How to Shine This work has been published in the Teen Ink monthly print magazine.

November 15, 2010
Custom User Avatar
More by this author
Happy, carefree faces lit up our childhood – friends, parents, teachers – but something happened when we hit middle and high school. The kindness was wrenched from some; others gave it away like spare change.

“Welcome to the real world,” they said. What happens in these few, precious teen years will affect us for the rest of our lives, and it seems that this gives everyone permission to knock others down in an attempt to build themselves up. Peers become our competition, our enemies.
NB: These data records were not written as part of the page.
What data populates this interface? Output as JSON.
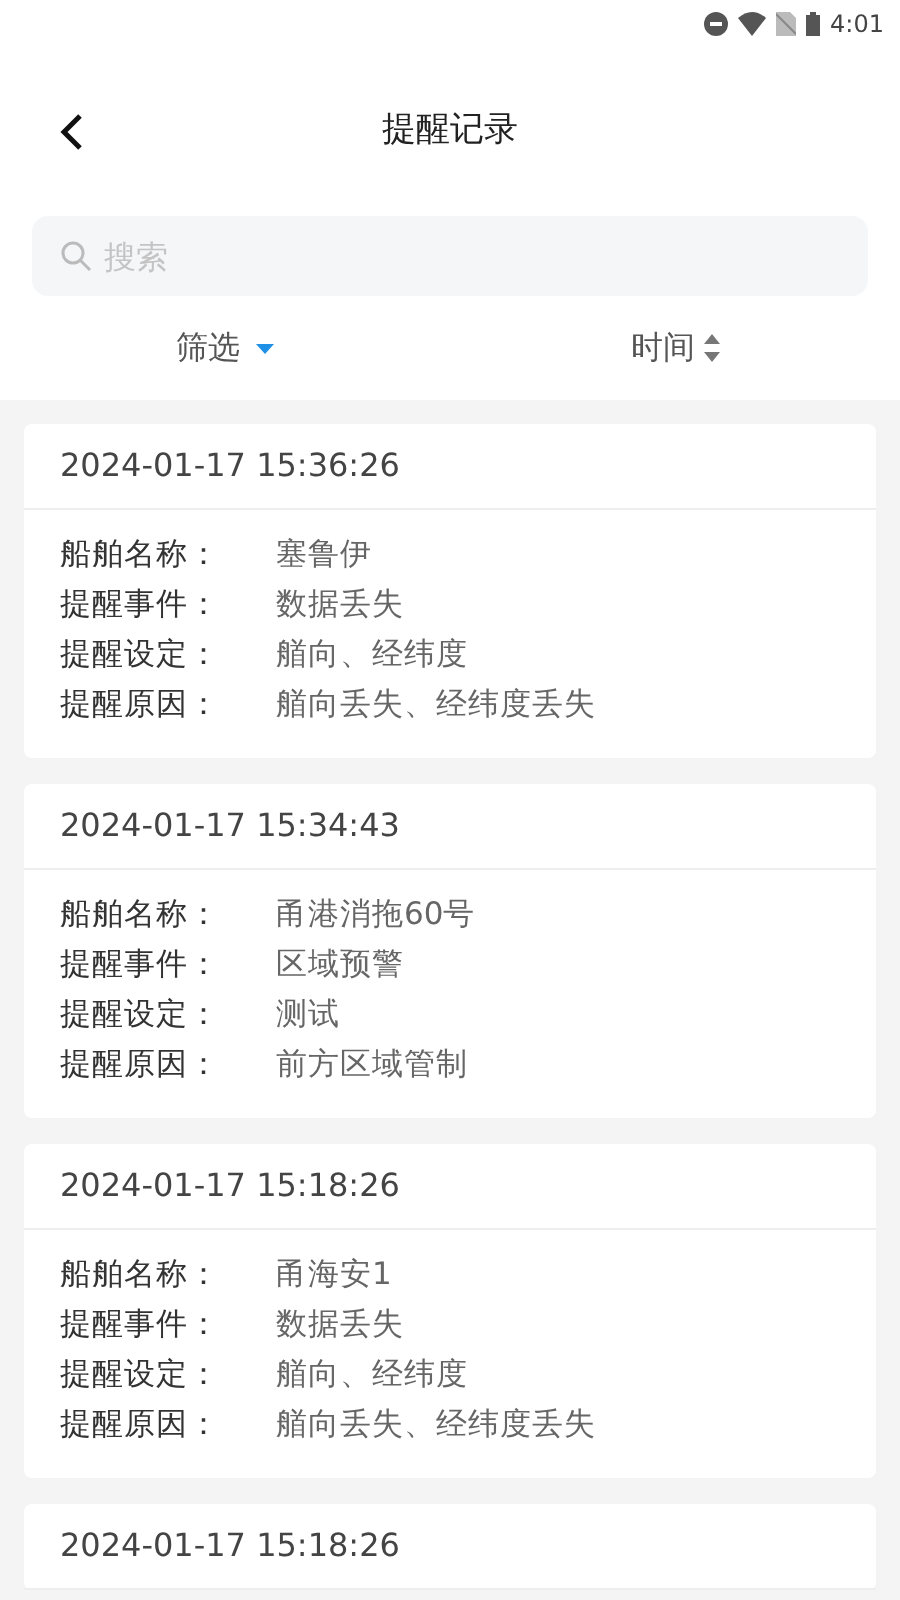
{
  "status_bar": {
    "time": "4:01"
  },
  "header": {
    "title": "提醒记录"
  },
  "search": {
    "placeholder": "搜索"
  },
  "toolbar": {
    "filter": "筛选",
    "sort": "时间"
  },
  "records": [
    {
      "time": "2024-01-17 15:36:26",
      "fields": [
        {
          "label": "船舶名称：",
          "value": "塞鲁伊"
        },
        {
          "label": "提醒事件：",
          "value": "数据丢失"
        },
        {
          "label": "提醒设定：",
          "value": "艏向、经纬度"
        },
        {
          "label": "提醒原因：",
          "value": "艏向丢失、经纬度丢失"
        }
      ]
    },
    {
      "time": "2024-01-17 15:34:43",
      "fields": [
        {
          "label": "船舶名称：",
          "value": "甬港消拖60号"
        },
        {
          "label": "提醒事件：",
          "value": "区域预警"
        },
        {
          "label": "提醒设定：",
          "value": "测试"
        },
        {
          "label": "提醒原因：",
          "value": "前方区域管制"
        }
      ]
    },
    {
      "time": "2024-01-17 15:18:26",
      "fields": [
        {
          "label": "船舶名称：",
          "value": "甬海安1"
        },
        {
          "label": "提醒事件：",
          "value": "数据丢失"
        },
        {
          "label": "提醒设定：",
          "value": "艏向、经纬度"
        },
        {
          "label": "提醒原因：",
          "value": "艏向丢失、经纬度丢失"
        }
      ]
    },
    {
      "time": "2024-01-17 15:18:26"
    }
  ]
}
All the rules are thrown out the window. The world suddenly revolves around only one person: you.

Real friendships are a rarity. Friends used to be anyone who played the same game on the playground. Now, people with common interests are a dime a dozen.

So, I wonder, what happened to us? Yes, I'm talking to you: the high schooler, the jock, the brain, the beauty, the goth, the church kid. We like to pretend these titles don't exist; we pretend we all live in a happy little world, and everyone gets a fair share of everything. These titles don't just label us, they divide us.

These divides are excruciatingly difficult to cross, despite what TV shows and movies claim. We're all suckers for a happy ending – just admit it. If this is true, how come we fight the possibility of a happy ending so much? We don't want to cross the divides. The lines have been clearly drawn, but why?

Why can't we see that at the end of the day, we are all the same? Strip away our social exteriors and we're all identical. We all want to be loved and accepted. We all want a bright future, to shine our own light, not to live in another's shadow.

But what if we decide to share? Instead of trying to outshine others, lend them some of our light so they can shine too. We might just find that, suddenly, the world is much brighter.

This work has been published in the Teen Ink monthly print magazine. This piece has been published in Teen Ink’s monthly print magazine.

Join the Discussion

This article has 6 comments. Post your own now!

2write said...
Mar. 20, 2014 at 5:40 am
Instead of spreading things like this,: ONCE YOU'VE STARTED READINGTHIS YOU CAN'T GET OUT! READ ON IF YOU DON'T WANT TO DIE A year ago A girl named Kathy was hated by everyone. Everyone made fun of her. She was ignored. Even by messages. One day she decided to kill herself. Beca......use..................... even her parents ignored her. She jumed out her window. No one noticed utill people started dissapearing. Kathy haunted them. She made them suffer like the way she did. S... (more »)
Ojewel said...
Oct. 30, 2013 at 5:44 pm
This is so true! I feel like I'm put in catagories many times, and more often than not, I feel like I don't fit into any one catagory at all. I do so much stuff and I'm so confusing (to myself and others) that I don't know were I belong. This is something that all High Schoolers (and middle schoolers too) should read.
Lauradora said...
Oct. 3, 2012 at 4:51 pm
I agree with so much, this needs to be fowarded to everyone at every middle/high school
ilovewriting95 This work has been published in the Teen Ink monthly print magazine. said...
Sept. 27, 2011 at 8:12 pm
I totally agree with you. It's sad that people act thatway towards each other. This oesn't really happen at my high school but thats for sure how middle school was. Great job! :D
Fifteen_Roses This work has been published in the Teen Ink monthly print magazine. said...
Sept. 3, 2011 at 1:29 pm
Someone finally put to words to my frustration. Thank you. I hope you realized that everyone who reads this is given a bit of your "shine".
buzzlikebea This work has been published in the Teen Ink monthly print magazine. replied...
Sept. 6, 2011 at 6:36 am
Thanks a lot.  To be honest I didn't even realize people were reading this, but I'm glad you can agree with it.  High school sucks, but it really shouldn't have to.
Site Feedback